Continuing on the same theme – Make the Private Cloud Easy – that we mentioned in the pervious blog post vRA 7.3 What’s New – Part 1 , we will highlight the NSX integration Enhancements for just the NSX Endpoint and On-Demand Load balancer that was added in this release. there are a lot more enhancement around the NSX integration that will touch on in other parts of this What’s new blog series but because I want to make each part short and sweet, I am going to just talk about the above mentioned enhancements
So let’s get started Eh!
First thing first, with the new release of vRA 7.3 you can now create you own independent NSX Endpoint and then associate its NSX settings to an existing vSphere/vCenter endpoint. As you probably know or maybe you don’t, that in the pervious version prior to vRA 7.3, the NSX Manager was add as part of the vSphere/vCenter endpoint creation.
To create a new NSX Endpoint – >Select Infrastructure > Endpoints > Select New > Network and Security > NSX.
Now if your like me happen to do an upgrade or perhaps migrated a vSphere/vCenter endpoint that was using an NSX Manager to a vRA 7.3 instance, a new NSX Endpoint is created for you that contains an association between the source vSphere/vCenter endpoint and a new created NSX endpoint.
On-demand Load Balancer Controls
if you worked with vRA and tried to create a blueprint you know that if you have NSX configured for vSphere, that you can drag an NSX on-demand load balancer component onto the design canvas and configure its settings for use with vSphere machine components and container components in the blueprint.
With the new release we made it even better and added many enhancements that allows you now to have full control on how the load balancer can be configured and deployyed on request time when requesting aCentric networking and security based type of an application.
- When you add a load balancer component to a blueprint in the design canvas, you can choose either a default or custom option when creating which is a new feature you couldn’t do before or just like the pervious release, editing your virtual server definitions in the load balancer component.
- The default option allows you to specify the virtual server protocol ( HTTP, HTTPS, TCP, UDP ), port, and description and use defaults for all other settings such as Distribution, Health Check and Advanced settings such as connection limits, etc which therefor are all dimmed and disabled.
3. The custom option allows you to define additional levels of detail for Distribution, Health Check and even more advanced settings that you can configure and define.

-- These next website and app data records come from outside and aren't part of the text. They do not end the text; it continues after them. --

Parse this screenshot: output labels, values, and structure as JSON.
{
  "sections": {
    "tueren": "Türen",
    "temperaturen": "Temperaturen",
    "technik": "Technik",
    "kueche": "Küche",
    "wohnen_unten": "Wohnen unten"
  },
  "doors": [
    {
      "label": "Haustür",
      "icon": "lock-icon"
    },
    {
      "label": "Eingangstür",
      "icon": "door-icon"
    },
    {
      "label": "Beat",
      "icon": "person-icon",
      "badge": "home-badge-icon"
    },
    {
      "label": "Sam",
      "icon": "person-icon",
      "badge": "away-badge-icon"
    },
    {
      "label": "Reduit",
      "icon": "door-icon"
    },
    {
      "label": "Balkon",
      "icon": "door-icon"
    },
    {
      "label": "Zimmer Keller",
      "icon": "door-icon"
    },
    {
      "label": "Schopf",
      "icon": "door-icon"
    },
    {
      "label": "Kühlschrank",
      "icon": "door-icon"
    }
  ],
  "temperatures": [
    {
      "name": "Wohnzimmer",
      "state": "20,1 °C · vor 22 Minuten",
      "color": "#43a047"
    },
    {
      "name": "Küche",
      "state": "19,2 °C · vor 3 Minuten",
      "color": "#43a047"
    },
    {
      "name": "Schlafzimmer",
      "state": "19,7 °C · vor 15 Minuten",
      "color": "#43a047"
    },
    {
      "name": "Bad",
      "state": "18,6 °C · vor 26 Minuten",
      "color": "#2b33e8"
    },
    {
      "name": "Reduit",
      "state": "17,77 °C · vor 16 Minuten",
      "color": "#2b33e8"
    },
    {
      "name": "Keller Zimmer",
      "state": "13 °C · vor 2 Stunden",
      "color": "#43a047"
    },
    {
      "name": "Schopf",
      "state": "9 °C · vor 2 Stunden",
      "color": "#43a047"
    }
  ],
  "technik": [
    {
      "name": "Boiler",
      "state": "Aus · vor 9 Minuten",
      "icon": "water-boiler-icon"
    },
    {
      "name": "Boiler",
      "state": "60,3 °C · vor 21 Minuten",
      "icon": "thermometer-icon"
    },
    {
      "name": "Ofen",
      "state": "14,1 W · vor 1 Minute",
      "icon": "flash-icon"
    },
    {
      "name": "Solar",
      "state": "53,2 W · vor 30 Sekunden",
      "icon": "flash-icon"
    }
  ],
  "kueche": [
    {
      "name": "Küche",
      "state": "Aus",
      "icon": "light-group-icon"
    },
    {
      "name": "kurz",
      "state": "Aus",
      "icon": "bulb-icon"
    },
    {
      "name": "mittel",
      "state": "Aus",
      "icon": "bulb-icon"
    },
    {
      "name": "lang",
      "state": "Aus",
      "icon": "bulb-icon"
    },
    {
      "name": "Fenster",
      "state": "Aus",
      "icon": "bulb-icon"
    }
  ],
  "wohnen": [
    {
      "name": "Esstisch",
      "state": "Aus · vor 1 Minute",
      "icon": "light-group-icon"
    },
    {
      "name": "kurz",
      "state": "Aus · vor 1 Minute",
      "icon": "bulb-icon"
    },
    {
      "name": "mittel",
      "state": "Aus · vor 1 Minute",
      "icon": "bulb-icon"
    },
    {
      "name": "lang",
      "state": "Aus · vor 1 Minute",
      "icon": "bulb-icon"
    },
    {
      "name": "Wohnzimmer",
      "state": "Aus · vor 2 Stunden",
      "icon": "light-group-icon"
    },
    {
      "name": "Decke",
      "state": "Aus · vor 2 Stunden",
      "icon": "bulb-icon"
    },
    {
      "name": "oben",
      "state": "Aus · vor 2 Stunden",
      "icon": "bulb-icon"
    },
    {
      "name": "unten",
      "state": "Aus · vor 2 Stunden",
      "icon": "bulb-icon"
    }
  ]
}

In the Distribution tab you can specifies the algorithm balancing method for this pool member.
ROUND_ROBIN: Each server is used in turn according to the weight assigned to it.
IP-HASH: Selects a server based on a hash of the source IP address and the total weight of all the running servers.
LEASTCONN: Distributes client requests to multiple servers based on the number of connections already on the server. New connections are sent to the server with the fewest connections.
URI: The left part of the URI (before the question mark) is hashed and divided by the total weight of the running servers. The result designates which server receives the request. The URI is always directed to the same server as long as no server goes up or down.
HTTPHEADER: The HTTP header name is looked up in each HTTP request. If the header is absent or does not contain a value, the round robin algorithm is applied.
URL: The URL parameter specified in the argument is looked up in the query string of each HTTP GET request. If no value or parameter is found, then a round robin algorithm is applied.
You can also Specifies how persistence tracks and stores session data. Requests are directed to the same pool member for the life of a session or during subsequent sessions.
None : No persistence. Session data is not stored or tracked.
Cookie : Uses a unique cookie to identify the session the first time that a client accesses the site. In subsequent requests, the cookie persists the connection to the appropriate server.
Source IP : Tracks sessions based on the source IP address. When a client requests a connection to a virtual server that supports source address affinity persistence, if the client has previously connected it is returned to the same pool member.
MSRDP :Maintains persistent sessions between Windows clients and servers that are running the Microsoft Remote Desktop Protocol (RDP) service.
SSL Session ID : Uses an NSX-supported HTTPS traffic pattern to store and track sessions
The Health Check tab allows you to specify the port number on which the load balancer listens to monitor the health of the virtual server member and the URL is used in the sample request to check a web site’s Health based on the available settings.
in the advanced tab you further configure the NSX virtual server for things like
Connection limit: The maximum concurrent connections in NSX that the virtual server can process. This setting considers the number of all member connections. ( 0 = no limit )
Connection rate limit: The Maximum number of incoming connection requests in NSX that can be accepted per second. This setting considers the number of all member connections. ( 0 = no limit )
Enable Acceleration: Specifies that each virtual IP uses faster L4 load balancer rather than the L7 load balancer
Transparent: Allow the load balancer pool members to see the IP address of the machines that calling the load balancer. if not selected, the member of the load balancer pool members see the traffic source IP address as the load balancer internal IP address
Max Connections: The maximum number of concurrent connections that a single member can recognize. if the number of incoming requests is higher than this value, requests are queued and then processed in the order which they are received as connections are released ( 0 = no limit )
Min Connections: The minimum number of concurrent connections that a single member must always accept. ( 0 = no minimum)
The End Eh!